As the choir erupted in a powerful rendition of JOY (Unspeakable) by Voices of Fire featuring Williams, they were dressed in silk robes, singing, “when the blessings come through” after prayer. Lights pulsed across the stage and crowd, and even onto the nearby Parisian buildings and streets nearby.
In addition to Damoflage canvas bags with oversized motifs, black tie bags, leather backpacks, Allover styles embossed with gold or silver “LV” monograms, and extra-large Epi bags, the brand’s prized trunk was seen in a monogrammed copper. Evoking the healing properties the material provides to all living organisms, copper is known for its transformation in the light of the sun, looping back to Williams’s divine inspiration.
As the choir continued its moving performance, a Bateaux Mouches boat passed under Pont Neuf. Almost immediately, it was mirrored on the runway in the form of a bag—in boat shape and in monogrammed canvas, paying tribute to the city’s famed boats that traverse the Seine. Special for the collection, too, was a collaboration with the American artist Henry Taylor, who adorned Alma bags with embroideries of his artworks, featuring figures who played a part in his life.
Louis Vuitton shows nuance in comfort
Above and below more looks that passed, we realized the power of comfortable shoes and sunglasses—two accessories that are pivotal to summer style.

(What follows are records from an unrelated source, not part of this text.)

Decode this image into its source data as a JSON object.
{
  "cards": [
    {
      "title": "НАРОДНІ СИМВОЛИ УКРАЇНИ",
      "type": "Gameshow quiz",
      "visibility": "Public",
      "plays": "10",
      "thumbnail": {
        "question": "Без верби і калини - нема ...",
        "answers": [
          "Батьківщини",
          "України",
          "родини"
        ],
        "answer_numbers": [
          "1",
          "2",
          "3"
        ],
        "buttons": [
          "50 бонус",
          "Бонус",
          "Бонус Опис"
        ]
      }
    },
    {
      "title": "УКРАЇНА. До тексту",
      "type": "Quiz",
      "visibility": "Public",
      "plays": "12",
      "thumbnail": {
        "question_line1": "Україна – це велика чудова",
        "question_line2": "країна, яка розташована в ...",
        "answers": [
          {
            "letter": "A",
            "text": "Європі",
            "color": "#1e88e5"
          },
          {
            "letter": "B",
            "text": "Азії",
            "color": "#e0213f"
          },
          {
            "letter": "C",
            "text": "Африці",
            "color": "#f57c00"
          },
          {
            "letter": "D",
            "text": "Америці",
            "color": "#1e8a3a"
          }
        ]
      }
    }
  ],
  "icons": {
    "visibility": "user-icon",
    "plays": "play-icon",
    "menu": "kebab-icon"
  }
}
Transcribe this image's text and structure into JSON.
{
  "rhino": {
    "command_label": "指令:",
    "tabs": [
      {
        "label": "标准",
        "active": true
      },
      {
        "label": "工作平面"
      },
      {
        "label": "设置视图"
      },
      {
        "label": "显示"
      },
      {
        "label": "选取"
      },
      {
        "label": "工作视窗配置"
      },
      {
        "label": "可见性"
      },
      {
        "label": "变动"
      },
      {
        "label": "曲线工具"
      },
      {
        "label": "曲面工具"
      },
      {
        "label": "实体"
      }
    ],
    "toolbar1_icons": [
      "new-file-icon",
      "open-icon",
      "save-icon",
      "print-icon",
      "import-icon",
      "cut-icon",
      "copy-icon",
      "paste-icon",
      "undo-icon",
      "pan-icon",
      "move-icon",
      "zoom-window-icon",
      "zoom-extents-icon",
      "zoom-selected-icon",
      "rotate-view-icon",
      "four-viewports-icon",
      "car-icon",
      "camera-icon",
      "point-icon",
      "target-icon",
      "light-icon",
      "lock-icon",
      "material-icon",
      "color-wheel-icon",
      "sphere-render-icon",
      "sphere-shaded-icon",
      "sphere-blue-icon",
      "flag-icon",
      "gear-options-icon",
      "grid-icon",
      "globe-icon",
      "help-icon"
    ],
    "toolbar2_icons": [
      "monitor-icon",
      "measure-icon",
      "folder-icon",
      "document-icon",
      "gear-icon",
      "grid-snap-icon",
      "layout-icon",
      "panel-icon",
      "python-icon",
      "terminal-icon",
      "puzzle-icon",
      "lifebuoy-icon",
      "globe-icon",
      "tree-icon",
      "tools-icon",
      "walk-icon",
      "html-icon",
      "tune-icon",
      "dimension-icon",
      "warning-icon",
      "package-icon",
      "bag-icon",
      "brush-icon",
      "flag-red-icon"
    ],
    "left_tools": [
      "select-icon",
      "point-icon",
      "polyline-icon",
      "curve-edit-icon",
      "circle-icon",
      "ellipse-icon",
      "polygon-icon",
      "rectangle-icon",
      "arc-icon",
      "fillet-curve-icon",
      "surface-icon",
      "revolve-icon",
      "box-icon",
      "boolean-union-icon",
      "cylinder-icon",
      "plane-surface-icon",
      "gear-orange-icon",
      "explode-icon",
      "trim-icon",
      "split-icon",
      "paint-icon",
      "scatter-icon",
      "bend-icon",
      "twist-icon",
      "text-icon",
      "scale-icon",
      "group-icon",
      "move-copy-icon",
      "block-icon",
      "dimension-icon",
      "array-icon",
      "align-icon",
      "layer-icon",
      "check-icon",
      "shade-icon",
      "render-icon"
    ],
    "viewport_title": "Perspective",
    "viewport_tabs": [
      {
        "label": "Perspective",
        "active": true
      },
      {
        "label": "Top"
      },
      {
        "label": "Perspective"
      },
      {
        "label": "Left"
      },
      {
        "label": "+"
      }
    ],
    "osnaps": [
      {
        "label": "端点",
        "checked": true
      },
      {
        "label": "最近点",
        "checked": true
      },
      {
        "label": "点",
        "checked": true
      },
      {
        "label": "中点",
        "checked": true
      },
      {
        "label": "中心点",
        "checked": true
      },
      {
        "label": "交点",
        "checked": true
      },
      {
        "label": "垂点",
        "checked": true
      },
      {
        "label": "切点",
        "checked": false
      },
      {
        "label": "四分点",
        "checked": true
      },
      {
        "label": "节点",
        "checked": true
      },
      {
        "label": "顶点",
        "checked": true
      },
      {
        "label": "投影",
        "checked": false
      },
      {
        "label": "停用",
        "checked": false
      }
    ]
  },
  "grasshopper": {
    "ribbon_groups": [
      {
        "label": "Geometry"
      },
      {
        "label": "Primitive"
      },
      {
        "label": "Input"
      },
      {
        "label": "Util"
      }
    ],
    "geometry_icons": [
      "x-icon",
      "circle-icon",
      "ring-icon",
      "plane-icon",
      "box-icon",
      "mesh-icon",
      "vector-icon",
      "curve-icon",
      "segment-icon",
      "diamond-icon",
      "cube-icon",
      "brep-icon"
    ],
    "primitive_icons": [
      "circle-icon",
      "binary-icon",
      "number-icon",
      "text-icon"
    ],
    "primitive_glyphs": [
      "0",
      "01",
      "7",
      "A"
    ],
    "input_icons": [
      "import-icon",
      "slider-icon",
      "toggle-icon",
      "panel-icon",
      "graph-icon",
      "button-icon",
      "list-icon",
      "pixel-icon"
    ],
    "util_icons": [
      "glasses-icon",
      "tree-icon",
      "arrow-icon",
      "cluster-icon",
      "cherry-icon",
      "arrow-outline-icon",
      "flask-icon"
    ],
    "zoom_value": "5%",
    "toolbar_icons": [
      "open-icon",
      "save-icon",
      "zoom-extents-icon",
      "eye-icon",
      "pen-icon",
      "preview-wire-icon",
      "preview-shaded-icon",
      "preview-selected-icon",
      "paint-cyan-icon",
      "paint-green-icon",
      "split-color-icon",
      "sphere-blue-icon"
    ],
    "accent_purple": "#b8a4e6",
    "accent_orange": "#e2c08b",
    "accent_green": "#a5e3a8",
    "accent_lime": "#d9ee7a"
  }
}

New to the season were nubuck bowling shoes, magnified Mary-Janes, an “LV” monogram-crested leather hotel slipper in an array of bold colors, a leather LV Sport sneaker, a crocodile LV Trainer Maxi, glazed leather penny loafers, and many styles seen featuring the waffle-relief LV Chunky sole. And albeit more appropriate for the spring months, a certain shoe caught our eye for its shape, material, and detailing: shearling slippers in Monogram intarsia, with an outsole embossed in a bear’s footprint.
Distinct was also the Super Zoom goggle-esque sunglasses, designed for focus with caps made in the style of camera lenses. Crafted for the wearer to see the world through color-tinted glasses, many were three-dimensional, and encrusted with pearls or framed by black wire. To complement, a line of ornamented costume jewelry was seen—from more pearls and flower pendants to crystal earrings and rope chains.
The Louis Vuitton show finale, heightened by Pharrell Williams and Jay-Z
For the finale, Williams took to the runway for a private walk and bow before introducing his entire atelier to the audience. Dressed in a matching Damoflage single-breasted jacket and trousers, he was accessories by his go-to custom Tiffany & Co. sunglasses—created in 18k yellow gold with round brilliant and baguette diamonds of over 20 total carats. After embracing his children and wife, Helen Lasichanh, Williams bowed once again with prayer hands to his team and audience. Shortly after, he personally took to the stage and brought out his longtime friend and collaborator, Jay-Z, for a special performance of songs including PSA, I Just Wanna Love U (Give It 2 Me), and Frontin’.
And for those not in attendance, Louis Vuitton presented a film named Pupil King, starting with a fashion show prelude filmed on the bank of the Seine with a view of Pont Neuf. Directed by Todd Tourso it features a brief conversation between the American comedian Jerrod Carmichael and artist Henry Taylor. Reflecting the show’s themes of love, opportunity, empowerment, and encouragement, the scene of exchange explores topics of the human condition, including passion, aspiration, perseverance, and action.
“This moment is dedicated to the giant before me,” said Williams in a statement. “To our brother in spirit.”